Recorded information:
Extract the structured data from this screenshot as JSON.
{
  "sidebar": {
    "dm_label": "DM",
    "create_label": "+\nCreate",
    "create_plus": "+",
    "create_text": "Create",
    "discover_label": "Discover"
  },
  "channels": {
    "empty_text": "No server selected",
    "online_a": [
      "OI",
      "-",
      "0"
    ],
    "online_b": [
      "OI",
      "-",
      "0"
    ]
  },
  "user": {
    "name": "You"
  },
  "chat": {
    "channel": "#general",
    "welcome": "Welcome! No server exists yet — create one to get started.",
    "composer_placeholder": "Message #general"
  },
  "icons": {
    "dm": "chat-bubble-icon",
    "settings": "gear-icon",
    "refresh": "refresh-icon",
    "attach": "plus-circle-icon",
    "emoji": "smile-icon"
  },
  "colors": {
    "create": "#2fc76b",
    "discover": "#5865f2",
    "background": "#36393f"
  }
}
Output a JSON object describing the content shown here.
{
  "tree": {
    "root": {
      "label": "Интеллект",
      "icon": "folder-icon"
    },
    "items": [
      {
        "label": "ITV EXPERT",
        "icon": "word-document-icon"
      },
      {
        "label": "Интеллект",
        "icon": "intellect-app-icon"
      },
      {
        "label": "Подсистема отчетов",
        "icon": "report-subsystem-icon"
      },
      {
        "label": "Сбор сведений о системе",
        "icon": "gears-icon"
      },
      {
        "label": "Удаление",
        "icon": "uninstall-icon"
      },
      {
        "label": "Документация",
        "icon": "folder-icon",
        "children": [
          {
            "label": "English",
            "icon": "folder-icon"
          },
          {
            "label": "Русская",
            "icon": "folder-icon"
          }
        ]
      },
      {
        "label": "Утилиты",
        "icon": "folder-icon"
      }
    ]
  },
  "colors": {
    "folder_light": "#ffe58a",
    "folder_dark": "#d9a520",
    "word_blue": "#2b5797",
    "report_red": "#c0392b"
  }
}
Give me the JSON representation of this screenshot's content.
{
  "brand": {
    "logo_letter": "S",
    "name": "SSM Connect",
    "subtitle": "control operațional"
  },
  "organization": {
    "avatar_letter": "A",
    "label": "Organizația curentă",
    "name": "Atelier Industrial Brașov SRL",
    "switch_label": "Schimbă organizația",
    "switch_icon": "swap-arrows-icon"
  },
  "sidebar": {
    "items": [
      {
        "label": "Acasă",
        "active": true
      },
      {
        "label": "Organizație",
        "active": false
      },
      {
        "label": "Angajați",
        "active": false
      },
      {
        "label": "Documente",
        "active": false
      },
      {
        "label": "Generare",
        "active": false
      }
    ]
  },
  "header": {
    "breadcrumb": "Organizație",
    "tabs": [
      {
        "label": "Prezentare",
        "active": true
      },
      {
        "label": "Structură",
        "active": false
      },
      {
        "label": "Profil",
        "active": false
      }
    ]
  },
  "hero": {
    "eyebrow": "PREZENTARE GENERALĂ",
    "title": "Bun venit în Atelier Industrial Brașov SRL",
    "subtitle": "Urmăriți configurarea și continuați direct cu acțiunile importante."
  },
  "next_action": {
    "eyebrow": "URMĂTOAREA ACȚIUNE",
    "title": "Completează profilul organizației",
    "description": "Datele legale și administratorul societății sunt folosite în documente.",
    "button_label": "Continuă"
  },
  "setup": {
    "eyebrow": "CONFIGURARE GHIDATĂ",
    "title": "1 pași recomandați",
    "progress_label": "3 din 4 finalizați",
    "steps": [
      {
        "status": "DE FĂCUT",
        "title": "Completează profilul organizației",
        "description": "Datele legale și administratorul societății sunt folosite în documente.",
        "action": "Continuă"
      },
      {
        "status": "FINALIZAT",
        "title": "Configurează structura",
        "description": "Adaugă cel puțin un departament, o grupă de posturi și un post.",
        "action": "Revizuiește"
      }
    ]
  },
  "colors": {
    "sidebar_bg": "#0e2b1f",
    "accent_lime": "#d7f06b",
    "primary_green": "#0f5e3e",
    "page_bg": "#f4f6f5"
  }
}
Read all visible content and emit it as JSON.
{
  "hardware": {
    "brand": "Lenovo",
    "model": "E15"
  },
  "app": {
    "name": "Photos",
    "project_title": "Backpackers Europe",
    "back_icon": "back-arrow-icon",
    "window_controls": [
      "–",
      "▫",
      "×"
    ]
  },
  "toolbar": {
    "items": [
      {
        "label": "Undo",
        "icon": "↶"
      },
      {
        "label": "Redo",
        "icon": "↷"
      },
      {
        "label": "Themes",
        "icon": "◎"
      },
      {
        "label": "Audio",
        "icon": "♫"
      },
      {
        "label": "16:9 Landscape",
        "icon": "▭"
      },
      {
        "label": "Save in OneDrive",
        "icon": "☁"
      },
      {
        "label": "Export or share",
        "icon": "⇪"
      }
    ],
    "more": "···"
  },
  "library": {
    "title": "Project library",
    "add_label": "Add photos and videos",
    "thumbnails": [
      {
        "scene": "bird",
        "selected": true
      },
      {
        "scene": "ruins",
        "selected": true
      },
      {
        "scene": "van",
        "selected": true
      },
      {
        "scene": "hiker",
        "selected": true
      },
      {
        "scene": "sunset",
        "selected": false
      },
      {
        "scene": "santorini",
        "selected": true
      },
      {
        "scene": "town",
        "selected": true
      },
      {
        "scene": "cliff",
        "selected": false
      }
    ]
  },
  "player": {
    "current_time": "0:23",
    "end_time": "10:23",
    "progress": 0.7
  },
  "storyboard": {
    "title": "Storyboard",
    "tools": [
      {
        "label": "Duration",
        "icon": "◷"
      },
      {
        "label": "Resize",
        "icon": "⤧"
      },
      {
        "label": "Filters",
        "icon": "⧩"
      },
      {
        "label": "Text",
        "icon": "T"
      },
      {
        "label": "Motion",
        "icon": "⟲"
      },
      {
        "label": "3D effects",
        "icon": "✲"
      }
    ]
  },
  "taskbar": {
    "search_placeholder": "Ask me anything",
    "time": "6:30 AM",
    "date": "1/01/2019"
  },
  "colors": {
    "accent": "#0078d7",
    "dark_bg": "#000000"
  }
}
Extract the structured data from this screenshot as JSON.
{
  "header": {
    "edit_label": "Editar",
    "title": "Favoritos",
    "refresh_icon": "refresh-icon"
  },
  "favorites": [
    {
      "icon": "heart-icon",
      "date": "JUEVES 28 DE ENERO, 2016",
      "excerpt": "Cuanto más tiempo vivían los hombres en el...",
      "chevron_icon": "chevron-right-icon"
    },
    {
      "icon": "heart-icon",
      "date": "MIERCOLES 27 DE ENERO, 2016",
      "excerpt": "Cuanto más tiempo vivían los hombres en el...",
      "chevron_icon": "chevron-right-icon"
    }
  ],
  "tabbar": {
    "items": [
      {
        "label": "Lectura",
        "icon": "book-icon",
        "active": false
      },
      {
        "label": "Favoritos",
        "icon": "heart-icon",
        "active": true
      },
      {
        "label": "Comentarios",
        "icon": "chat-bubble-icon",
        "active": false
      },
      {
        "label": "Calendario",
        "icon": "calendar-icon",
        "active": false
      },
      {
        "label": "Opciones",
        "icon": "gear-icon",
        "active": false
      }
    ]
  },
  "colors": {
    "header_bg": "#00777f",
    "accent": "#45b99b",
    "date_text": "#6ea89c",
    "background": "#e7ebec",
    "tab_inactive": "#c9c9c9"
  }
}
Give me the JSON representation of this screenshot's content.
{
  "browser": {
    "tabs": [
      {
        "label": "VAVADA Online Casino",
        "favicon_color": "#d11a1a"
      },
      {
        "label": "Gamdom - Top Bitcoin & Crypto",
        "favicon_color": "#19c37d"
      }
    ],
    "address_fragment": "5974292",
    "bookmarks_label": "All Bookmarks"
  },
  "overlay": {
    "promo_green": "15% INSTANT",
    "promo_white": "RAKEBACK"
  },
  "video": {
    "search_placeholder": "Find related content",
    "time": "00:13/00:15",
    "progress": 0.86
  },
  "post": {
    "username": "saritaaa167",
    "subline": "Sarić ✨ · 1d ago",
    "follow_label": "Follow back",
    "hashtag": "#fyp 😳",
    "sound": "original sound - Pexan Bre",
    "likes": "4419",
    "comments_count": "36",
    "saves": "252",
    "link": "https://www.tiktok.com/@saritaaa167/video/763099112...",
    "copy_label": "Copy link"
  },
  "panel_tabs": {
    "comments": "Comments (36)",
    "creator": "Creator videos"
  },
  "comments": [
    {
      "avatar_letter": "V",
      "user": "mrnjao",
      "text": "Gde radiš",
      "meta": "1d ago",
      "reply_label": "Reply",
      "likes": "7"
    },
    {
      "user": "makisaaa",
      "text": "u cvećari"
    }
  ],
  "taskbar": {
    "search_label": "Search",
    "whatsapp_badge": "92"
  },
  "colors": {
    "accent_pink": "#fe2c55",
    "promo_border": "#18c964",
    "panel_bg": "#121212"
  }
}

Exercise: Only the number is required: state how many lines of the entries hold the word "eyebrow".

Response: 3